> **DIRECTIONS FOR THIS TASK**
Whenever a line below includes the word "suffix", copy that line.

Element data from apps and pages

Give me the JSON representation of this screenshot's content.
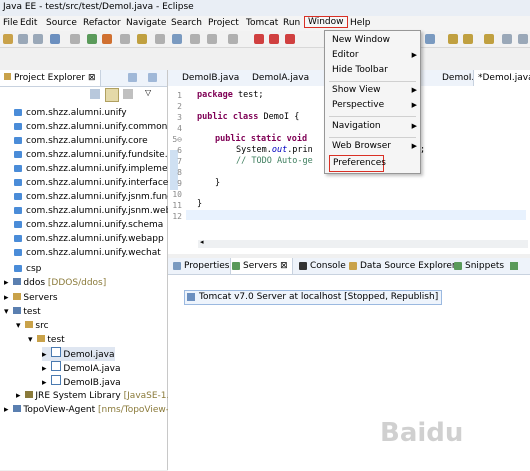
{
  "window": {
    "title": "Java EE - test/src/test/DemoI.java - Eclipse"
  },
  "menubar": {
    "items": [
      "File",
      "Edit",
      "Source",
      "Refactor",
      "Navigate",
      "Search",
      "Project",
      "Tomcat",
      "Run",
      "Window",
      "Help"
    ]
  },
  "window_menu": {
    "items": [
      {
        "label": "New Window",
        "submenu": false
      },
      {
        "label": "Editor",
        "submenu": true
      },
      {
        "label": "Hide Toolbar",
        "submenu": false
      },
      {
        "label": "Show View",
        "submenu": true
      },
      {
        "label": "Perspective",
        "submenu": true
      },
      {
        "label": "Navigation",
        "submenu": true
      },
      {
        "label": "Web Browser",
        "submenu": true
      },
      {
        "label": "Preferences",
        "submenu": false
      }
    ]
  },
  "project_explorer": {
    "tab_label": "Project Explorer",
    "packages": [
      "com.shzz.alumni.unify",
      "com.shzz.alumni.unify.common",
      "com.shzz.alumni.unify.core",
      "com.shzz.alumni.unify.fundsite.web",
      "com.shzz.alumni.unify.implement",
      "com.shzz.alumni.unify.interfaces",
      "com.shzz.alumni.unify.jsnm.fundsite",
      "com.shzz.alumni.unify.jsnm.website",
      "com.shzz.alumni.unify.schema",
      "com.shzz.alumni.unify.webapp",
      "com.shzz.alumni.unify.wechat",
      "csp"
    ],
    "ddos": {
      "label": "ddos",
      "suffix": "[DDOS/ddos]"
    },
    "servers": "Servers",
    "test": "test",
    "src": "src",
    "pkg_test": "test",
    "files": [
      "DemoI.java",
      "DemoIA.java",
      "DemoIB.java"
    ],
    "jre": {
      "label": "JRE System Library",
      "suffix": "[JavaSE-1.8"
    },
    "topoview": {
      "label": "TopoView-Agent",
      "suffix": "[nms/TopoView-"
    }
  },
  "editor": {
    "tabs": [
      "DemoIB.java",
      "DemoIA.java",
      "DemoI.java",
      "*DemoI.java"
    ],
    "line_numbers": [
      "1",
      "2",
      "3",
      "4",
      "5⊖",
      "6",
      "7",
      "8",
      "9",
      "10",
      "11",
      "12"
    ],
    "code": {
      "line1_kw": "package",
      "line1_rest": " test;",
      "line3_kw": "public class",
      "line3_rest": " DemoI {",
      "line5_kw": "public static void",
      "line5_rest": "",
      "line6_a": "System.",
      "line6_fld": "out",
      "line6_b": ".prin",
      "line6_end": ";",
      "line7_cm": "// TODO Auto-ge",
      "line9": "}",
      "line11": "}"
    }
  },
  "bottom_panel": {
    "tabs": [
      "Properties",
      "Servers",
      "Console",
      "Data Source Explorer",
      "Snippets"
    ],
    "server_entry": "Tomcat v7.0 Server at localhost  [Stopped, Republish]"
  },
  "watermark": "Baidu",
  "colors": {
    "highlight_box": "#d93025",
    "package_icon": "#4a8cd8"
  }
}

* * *

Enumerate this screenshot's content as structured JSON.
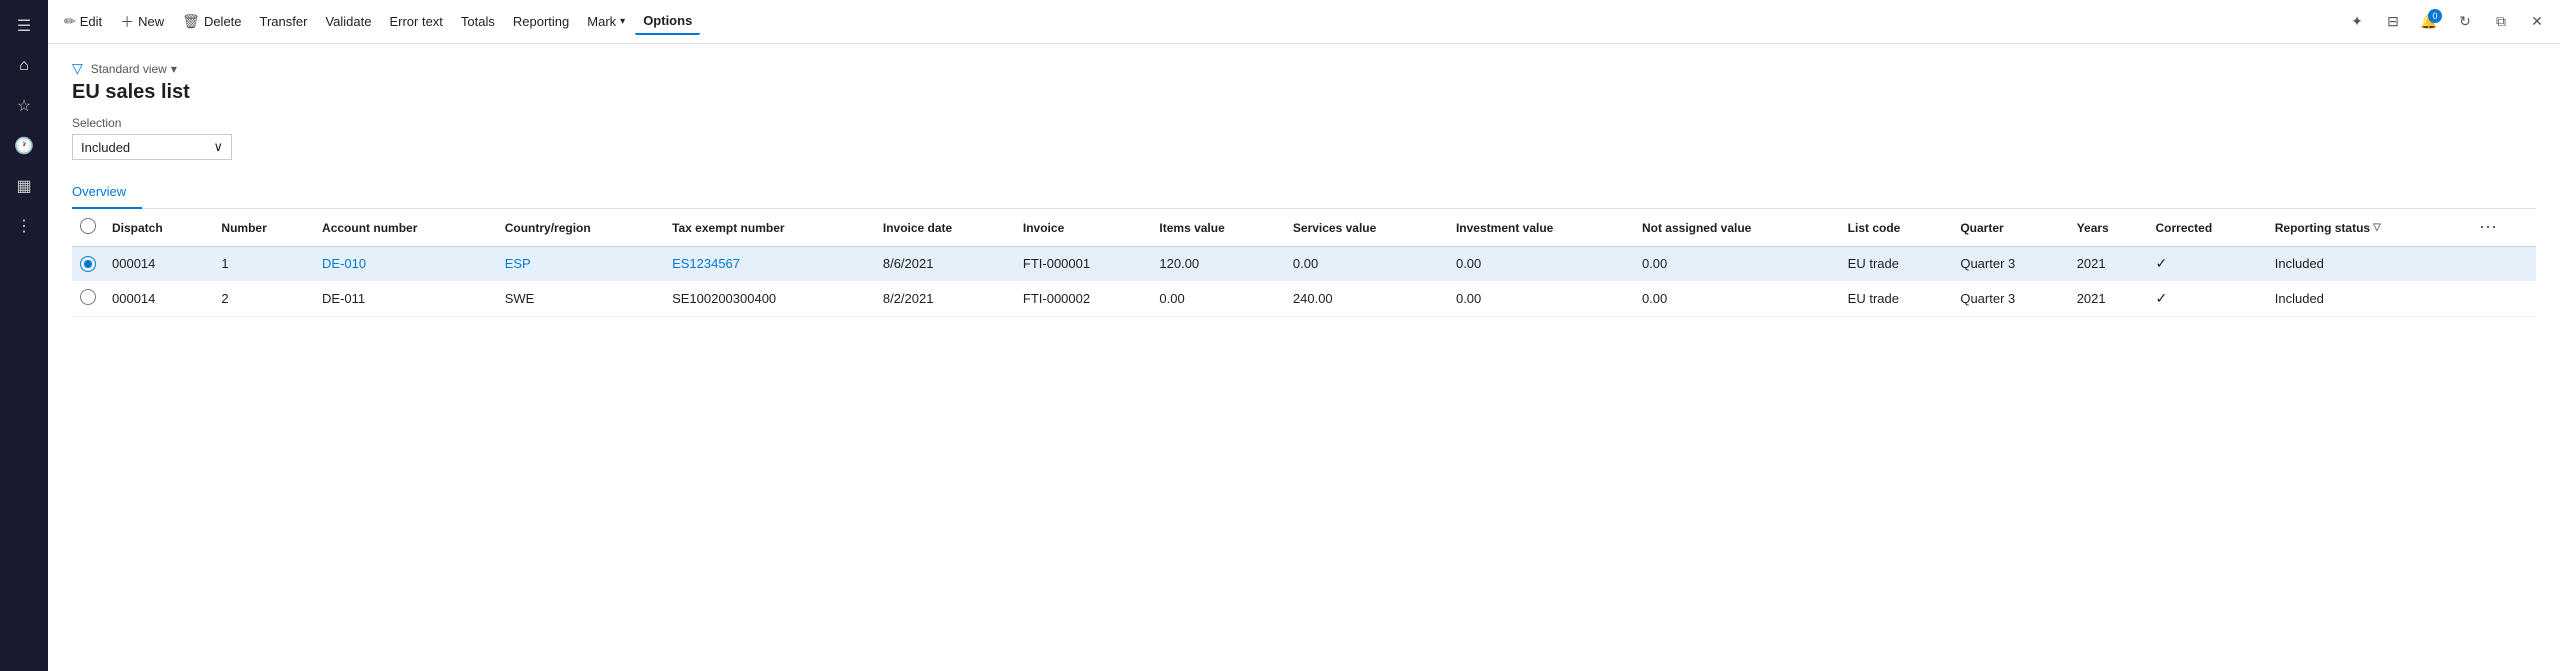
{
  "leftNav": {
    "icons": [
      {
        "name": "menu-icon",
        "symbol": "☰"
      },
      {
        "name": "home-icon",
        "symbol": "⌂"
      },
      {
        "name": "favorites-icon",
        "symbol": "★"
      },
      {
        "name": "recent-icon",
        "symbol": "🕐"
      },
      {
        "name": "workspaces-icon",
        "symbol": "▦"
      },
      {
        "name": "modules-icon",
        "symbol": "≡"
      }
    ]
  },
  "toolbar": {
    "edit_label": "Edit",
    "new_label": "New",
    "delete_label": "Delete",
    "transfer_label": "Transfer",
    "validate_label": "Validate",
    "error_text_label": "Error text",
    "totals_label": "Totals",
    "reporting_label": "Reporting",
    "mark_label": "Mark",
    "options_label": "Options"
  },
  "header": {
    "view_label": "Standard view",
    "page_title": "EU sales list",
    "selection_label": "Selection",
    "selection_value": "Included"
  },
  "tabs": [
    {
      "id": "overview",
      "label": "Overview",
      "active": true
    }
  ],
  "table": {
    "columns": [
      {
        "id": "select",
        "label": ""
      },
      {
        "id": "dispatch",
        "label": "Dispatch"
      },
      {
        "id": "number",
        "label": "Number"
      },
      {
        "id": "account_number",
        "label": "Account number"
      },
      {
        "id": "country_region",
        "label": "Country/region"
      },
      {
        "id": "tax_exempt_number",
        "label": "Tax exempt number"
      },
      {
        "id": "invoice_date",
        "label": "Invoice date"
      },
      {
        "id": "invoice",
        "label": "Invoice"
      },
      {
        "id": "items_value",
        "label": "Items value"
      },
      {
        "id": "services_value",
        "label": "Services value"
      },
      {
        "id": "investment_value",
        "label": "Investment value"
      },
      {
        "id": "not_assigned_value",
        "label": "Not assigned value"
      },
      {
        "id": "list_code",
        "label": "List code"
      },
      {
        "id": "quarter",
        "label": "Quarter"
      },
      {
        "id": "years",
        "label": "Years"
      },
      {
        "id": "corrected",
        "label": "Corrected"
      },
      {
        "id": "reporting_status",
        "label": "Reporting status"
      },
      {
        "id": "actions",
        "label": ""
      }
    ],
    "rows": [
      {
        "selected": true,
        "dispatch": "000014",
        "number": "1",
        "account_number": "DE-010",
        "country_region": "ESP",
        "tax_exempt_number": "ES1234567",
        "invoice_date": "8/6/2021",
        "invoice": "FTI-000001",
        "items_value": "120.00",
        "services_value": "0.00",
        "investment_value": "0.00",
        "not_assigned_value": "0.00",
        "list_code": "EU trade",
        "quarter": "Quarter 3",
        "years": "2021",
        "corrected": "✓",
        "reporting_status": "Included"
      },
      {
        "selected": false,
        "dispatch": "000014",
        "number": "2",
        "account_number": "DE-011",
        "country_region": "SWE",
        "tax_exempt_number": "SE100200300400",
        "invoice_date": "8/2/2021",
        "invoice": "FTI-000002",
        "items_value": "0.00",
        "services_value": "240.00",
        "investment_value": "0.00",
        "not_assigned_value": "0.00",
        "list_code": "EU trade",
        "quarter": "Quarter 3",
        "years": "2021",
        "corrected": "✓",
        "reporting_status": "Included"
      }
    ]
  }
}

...

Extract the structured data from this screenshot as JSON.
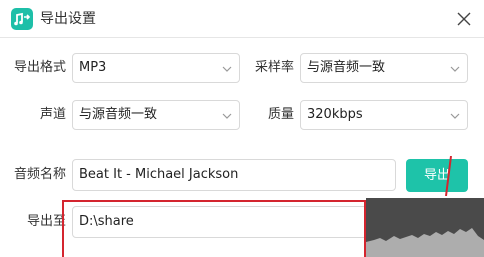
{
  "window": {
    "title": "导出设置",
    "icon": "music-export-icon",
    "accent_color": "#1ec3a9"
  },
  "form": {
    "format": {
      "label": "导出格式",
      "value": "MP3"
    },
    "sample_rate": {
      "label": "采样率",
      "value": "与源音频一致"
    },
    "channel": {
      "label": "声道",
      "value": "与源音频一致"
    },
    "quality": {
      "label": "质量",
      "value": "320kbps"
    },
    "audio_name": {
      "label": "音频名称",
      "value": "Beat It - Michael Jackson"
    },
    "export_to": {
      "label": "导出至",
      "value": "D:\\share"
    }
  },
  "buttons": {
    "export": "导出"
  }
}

> **ANSWER BOX**
      "suffix": "[DDOS/ddos]"
      "suffix": "[JavaSE-1.8"
      "suffix": "[nms/TopoView-"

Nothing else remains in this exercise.